In the context of the ongoing U.S.-China trade talks one could say that they have gotten a hint of “Brexit” about them and that they seem to be dragging on and on with lots of misunderstandings on both sides.
The Financial Times reported about an exclusive interview they had with the U.S. agriculture secretary, Sonny Perdue who said that Chinese “attitudes” towards striking a trade deal with the U.S. have hardened, in the latest sign that negotiations to resolve the conflict hanging over the global economy have hit a rough patch.
The U.S. agriculture secretary, Perdue, said he hoped that Beijing would agree to “significant increases” in purchases of American farm products in a deal, but suggested that China’s willingness to make the final concessions on a number of issues was unclear.
The two sides have been wrangling over the substance of the agreement, including the scope of Chinese concessions on issues such as industrial subsidies, treatment of intellectual property and foreign investors. They have also been trying to ensure that Beijing will live up to its commitments.
During the interview, the U.S. agricultural secretary Sonny Perdue made some interesting comments that are, at least in my view, helpful and certainly “food for thought” for investors when he said: “It’s not moving as quickly as we believe it should. I almost think it’s a trade negotiation strategy: they get you hopeful and optimistic and then it’s definitely two steps forward, one step backward; [and] one step forward, two steps backward.”
The dollar index DXY continuous for now its slow upward move and quotes at around 96.70, which is somewhat stronger than yesterday’s close at 96.4950.
The futures of U.S. equities are for the moment overwhelmingly in the red with losses in the 0.50 to 0.85 percent range.
Overnight, equity markets in Japan also ended in the red after the Nikkei Flash Japan Manufacturing PMI showed that Japan’s manufacturing output fell at fastest pace in almost three years amid sluggish demand.
In the meantime, in the interminably tedious EU-UK divorce process, the European Union agreed yesterday to a two-week delay to the UK’s exit with “no” conditions, and with a further extension if the UK Parliament agrees to the withdrawal agreement.
Investors should take care not to let them be fooled by this.
It might seem like a deadline, but the EU-UK divorce is called interminably tedious for a reason. It is interminable. It’s also very tedious.
The chances of the government’s withdrawal agreement being agreed to by the UK Parliament still look very low.
That would then set the stage for a lengthy exit process and if the delay is two years, it may just be simply to withdraw Article 50 and resubmit it.
That may well include an election in the UK and it would also have to include the UK’s participation in the European Parliamentary elections that will take place from May 23 to May 26.
Especially the British media have become excited about the fact that a UK “online parliamentary petition” to reverse the divorce that runs under the title “Revoke Article 50 and remain in the EU” has in the meantime reached over three million signatures at the moment of this writing.

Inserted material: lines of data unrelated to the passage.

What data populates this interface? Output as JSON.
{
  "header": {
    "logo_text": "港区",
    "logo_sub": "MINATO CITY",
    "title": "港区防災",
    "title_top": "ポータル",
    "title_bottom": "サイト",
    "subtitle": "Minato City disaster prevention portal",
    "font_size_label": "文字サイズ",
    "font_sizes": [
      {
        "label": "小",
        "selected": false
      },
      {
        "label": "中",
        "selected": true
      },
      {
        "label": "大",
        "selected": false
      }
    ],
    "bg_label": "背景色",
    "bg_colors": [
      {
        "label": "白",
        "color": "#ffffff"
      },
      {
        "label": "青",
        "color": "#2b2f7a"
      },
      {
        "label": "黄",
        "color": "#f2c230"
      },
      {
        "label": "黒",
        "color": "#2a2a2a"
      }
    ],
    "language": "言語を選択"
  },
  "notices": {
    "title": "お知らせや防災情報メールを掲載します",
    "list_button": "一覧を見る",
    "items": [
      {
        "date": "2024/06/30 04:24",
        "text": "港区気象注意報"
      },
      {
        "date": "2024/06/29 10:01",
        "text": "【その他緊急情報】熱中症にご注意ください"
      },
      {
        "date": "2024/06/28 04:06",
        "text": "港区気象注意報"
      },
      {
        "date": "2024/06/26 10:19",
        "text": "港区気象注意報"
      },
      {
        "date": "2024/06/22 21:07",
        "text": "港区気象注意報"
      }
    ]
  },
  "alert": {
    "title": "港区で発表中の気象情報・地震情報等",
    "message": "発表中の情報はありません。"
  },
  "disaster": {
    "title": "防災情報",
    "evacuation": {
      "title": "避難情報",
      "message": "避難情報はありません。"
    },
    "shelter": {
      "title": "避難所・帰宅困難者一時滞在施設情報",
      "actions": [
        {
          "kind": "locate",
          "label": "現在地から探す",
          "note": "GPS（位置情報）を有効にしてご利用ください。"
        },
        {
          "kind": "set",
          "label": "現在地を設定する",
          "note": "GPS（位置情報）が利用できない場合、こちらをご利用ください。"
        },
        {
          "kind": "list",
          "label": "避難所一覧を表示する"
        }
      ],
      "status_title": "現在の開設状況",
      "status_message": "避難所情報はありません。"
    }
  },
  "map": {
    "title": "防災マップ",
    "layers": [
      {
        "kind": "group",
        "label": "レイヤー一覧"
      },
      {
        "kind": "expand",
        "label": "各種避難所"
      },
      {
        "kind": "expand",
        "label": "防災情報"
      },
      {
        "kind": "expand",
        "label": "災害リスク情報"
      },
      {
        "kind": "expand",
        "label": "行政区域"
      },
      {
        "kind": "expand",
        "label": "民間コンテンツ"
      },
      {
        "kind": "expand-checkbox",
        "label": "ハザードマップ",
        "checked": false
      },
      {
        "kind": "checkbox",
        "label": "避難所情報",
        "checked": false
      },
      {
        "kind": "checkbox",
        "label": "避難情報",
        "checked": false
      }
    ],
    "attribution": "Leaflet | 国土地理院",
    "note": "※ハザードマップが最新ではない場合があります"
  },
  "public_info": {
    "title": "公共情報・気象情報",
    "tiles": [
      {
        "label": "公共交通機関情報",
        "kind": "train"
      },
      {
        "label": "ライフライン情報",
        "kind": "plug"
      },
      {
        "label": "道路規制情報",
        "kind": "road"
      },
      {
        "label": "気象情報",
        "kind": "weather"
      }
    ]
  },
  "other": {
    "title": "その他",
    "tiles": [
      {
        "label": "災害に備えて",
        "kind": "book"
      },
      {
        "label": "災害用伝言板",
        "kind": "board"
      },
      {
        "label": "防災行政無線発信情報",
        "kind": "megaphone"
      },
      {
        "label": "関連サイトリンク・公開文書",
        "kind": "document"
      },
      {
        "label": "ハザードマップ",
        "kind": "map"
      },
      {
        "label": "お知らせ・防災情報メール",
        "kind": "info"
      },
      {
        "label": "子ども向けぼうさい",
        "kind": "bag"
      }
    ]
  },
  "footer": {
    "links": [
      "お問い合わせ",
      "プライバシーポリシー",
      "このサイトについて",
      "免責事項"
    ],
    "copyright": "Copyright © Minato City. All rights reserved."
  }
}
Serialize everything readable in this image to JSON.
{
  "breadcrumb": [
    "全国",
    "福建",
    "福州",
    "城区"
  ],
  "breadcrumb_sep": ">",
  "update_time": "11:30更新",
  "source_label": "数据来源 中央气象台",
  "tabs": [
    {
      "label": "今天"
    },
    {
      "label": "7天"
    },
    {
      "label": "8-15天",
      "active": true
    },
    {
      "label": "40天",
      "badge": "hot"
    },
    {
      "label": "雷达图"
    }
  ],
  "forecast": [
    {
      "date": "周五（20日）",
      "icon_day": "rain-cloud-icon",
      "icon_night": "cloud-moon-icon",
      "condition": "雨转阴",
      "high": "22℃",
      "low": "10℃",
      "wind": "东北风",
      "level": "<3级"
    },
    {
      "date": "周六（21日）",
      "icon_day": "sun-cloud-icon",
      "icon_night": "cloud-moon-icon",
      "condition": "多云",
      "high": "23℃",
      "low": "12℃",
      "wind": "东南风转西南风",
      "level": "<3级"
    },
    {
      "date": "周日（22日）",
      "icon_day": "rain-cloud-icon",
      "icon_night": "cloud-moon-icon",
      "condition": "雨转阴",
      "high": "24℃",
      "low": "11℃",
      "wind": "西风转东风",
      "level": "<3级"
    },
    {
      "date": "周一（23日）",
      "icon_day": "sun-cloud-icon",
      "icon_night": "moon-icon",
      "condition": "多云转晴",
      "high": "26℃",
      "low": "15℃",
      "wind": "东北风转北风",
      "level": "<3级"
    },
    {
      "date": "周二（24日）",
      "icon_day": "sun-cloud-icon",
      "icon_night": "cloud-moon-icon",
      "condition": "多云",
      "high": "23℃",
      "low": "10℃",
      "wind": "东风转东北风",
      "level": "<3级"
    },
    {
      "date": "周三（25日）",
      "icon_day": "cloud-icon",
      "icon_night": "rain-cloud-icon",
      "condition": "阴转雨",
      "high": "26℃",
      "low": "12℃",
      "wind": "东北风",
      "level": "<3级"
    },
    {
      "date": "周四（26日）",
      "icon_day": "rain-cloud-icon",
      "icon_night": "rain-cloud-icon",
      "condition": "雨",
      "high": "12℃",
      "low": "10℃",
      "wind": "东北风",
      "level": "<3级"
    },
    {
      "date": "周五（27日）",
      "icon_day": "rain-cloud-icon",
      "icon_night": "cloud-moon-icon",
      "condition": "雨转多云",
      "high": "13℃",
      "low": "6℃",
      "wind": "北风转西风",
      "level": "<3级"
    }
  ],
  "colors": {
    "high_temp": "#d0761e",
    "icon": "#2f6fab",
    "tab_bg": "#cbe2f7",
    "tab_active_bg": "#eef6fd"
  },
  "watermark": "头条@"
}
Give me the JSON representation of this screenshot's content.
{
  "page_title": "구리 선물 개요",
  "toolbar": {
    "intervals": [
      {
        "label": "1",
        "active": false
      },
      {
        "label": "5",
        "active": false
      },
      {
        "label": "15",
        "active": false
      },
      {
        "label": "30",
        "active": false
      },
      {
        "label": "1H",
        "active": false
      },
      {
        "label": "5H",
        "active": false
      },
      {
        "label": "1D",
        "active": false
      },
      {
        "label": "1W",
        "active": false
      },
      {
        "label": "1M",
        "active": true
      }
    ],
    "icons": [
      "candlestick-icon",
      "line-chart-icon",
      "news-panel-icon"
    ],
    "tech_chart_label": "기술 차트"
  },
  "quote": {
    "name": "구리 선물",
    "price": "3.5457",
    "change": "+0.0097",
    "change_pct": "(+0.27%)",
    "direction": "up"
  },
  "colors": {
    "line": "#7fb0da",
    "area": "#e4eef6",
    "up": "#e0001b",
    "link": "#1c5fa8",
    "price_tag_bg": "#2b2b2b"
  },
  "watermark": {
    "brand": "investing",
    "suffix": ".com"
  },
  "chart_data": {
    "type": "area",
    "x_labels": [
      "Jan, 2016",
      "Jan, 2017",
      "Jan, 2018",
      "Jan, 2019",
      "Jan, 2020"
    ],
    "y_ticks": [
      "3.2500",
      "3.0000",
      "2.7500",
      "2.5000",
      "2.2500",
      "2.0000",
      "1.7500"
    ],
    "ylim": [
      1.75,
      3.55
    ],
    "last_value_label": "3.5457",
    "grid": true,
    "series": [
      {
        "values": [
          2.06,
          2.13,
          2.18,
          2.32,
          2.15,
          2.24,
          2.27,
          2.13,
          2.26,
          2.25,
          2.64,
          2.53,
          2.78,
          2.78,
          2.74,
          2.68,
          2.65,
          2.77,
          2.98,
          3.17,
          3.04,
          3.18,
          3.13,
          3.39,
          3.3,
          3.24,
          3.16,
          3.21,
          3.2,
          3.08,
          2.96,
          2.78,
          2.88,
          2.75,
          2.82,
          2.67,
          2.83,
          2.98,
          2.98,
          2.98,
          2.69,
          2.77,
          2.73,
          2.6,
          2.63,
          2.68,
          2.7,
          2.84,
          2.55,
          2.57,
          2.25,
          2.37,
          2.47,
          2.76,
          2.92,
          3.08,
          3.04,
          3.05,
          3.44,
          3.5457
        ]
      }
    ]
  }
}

By the way, the UK Parliament's petitions committee tweeted that the rate of signatures was "the highest the site has ever had to deal with", after the website had crashed, the BBC informed.
In reality, all this shows the divided nature of the country. Support for the petition has been concentrated in a few big cities, but other big parts of the country, including most of Scotland and Northern Ireland have remained quite apathetic.
Northern Ireland, is spite that next week’s voting remains as scheduled, has the least support for revoking the EU-UK divorce.
Anyway and referring to a speech Winston Churchill, who was UK Prime Minister from 1940 to 1945, and that he gave in 1942 we could say “This is not the end. It is not the beginning of the end, and unless next week’s vote in the UK Parliament goes in favor of Prime Minister Theresa May’s government, it is not even the end of the beginning.”
The British pound remains for the moment little changed around the $1.31 - $1.3150 zone. Investors seem to prefer taking a wait and see attitude, and for good reason. No doubt, there are turbulent times for the British pound as well as for British equities on their way, but we aren’t there yet.
Etienne "Hans" Parisis is a bank economist who has advised investors on financial markets and international investments.